January 11, 2021
Tagged in: Setting Rent Prices

Rentometer: A Great Starting Point For Rent Guidance

Rentometer is a great starting point for rent price guidance when you need to evaluate a rental. Compared to DIY methods of compiling rents (time-consuming!) and algorithmic pricing models (expensive and opaque), Rentometer provides fast, cost-effective rent information that is transparent and easy to use.

Rentometer saves you time and allows you to get an instant evaluation of a rental using QuickView. QuickView is fast and easy to use so you can run multiple scenarios of the same address using a variety of filters (BR, Look Back, and Building Type). By saving you time on your initial evaluation, you can evaluate more deals and have more time to focus only on the deals that make it past your initial evaluation.

For example, an email came through today for an off-market 4-BR house in Philadelphia, that was being offered for $85,000. Within seconds, QuickView provided me with a median rent of $1,400. Applying the 1% rule, 4-BR rentals in that area will support a $140,000 valuation which makes the $85,000 offering price attractive. The differential of $55,000 between the offering price and the 1% rule calculation means this could be a good deal and maybe worth further review.

Keep in mind, the 1% rule is just a quick test and rule of thumb. Significantly more due diligence is required to determine an accurate valuation of a specific property.

In addition to the median rent, QuickView also provides the 25th and 75th percentiles which can help set high and low boundaries on the potential valuation. The median rent represents the mid-priced rentals; the 25th percentile represents the lower-priced, less expensive rentals; and, the 75th percentile represents the higher-priced, more expensive rentals.

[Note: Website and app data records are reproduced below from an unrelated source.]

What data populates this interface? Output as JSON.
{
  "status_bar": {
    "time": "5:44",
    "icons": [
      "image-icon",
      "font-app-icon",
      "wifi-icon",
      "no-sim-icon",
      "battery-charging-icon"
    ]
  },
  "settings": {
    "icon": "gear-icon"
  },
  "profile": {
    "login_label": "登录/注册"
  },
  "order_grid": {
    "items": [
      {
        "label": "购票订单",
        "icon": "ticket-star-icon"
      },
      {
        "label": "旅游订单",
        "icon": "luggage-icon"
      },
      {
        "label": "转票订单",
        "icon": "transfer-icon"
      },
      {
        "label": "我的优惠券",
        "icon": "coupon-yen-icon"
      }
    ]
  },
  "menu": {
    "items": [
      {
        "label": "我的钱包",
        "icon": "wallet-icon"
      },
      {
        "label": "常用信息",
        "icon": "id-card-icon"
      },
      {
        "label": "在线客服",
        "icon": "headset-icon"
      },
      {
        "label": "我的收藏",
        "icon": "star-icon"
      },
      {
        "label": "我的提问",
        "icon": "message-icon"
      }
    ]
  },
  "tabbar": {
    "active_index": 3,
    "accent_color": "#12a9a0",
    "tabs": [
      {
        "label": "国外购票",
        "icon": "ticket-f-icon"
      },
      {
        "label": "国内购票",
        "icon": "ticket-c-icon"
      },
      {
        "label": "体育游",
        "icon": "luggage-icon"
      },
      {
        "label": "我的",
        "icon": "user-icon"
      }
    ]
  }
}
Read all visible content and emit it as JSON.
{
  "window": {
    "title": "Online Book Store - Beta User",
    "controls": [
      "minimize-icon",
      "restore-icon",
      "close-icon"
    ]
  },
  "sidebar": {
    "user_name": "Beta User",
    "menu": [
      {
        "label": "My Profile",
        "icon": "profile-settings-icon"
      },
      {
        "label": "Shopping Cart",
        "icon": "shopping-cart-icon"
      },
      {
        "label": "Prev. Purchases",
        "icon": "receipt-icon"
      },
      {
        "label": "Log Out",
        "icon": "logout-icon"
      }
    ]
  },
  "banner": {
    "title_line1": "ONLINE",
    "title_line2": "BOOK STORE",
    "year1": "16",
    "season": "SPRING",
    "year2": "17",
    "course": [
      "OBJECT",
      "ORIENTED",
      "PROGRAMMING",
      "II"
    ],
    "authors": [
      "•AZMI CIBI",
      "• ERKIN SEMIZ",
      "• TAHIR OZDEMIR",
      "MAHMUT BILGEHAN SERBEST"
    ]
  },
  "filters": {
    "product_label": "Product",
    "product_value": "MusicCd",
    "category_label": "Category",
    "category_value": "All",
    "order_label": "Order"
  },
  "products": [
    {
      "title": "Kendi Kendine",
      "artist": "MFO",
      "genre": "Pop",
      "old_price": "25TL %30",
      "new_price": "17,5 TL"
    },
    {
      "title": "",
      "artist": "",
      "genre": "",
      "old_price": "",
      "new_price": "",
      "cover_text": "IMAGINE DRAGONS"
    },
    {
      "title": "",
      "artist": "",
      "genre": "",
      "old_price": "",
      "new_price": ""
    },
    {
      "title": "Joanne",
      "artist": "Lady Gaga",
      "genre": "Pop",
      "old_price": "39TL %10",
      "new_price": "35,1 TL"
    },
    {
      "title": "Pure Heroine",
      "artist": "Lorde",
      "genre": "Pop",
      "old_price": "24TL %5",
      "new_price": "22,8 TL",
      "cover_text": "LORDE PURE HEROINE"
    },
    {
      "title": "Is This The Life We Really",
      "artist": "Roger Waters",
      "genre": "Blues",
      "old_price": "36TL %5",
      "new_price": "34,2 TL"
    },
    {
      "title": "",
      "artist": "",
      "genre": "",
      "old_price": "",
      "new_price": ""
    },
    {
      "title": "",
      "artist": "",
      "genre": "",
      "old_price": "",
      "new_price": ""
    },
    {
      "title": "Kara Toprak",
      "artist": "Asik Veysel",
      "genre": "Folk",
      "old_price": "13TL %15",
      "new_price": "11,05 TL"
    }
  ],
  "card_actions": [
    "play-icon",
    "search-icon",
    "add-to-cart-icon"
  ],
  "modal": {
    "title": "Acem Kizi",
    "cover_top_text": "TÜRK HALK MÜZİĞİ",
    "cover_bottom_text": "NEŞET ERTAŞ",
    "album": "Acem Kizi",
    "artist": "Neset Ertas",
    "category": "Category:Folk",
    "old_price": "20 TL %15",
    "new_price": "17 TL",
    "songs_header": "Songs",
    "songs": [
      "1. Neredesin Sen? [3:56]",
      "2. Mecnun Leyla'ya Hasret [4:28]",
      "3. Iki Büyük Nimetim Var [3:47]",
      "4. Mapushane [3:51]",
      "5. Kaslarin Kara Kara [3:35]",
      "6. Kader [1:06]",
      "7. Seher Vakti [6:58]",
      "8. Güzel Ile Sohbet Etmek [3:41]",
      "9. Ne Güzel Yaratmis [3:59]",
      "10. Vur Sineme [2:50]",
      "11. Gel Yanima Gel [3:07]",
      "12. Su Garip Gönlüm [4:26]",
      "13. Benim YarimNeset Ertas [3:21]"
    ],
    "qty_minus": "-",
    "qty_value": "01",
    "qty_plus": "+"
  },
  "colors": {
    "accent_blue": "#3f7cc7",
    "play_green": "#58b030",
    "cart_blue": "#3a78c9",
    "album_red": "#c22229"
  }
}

Applying the 1% rule to the 25th and 75th percentiles can help you understand the range of potential valuations and the differential from the offering price. In this case, the 25th percentile rent is $1,297 which translates into a potential valuation of $130,000 ($45,000 differential); and, the 75th percentile rent is $1,580 which translates into a potential valuation of $158,000 ($73,000 differential).

So we now know, using the 1% rule, that the potential valuation range for a 4-BR rental in this area is:

  • High - $158,000,

  • Middle - $140,000

  • Low - $130,000

    This information can be invaluable as you go further into your due diligence and evaluate an investment. Just as importantly, it was completed in a few minutes, cost-effectively, and from the comfort of your own desk and computer!

    About Rentometer

    Rentometer analyzes over 500,000 rents every month! We help hundreds of thousands of customers answer the question – “how much is the rent?” We have a variety of customers – landlords, investors, renters, underwriters, etc – and they all have important decisions to make that require quality rent data. And why do so many depend on Rentometer? Because Rentometer is easy to use, and, we provide a quality rent analysis, quickly, and cost-effectively.


This article was written by the Rentometer Content Team. The Rentometer Blog features fresh takes and insights on rental housing topics, services, and technology.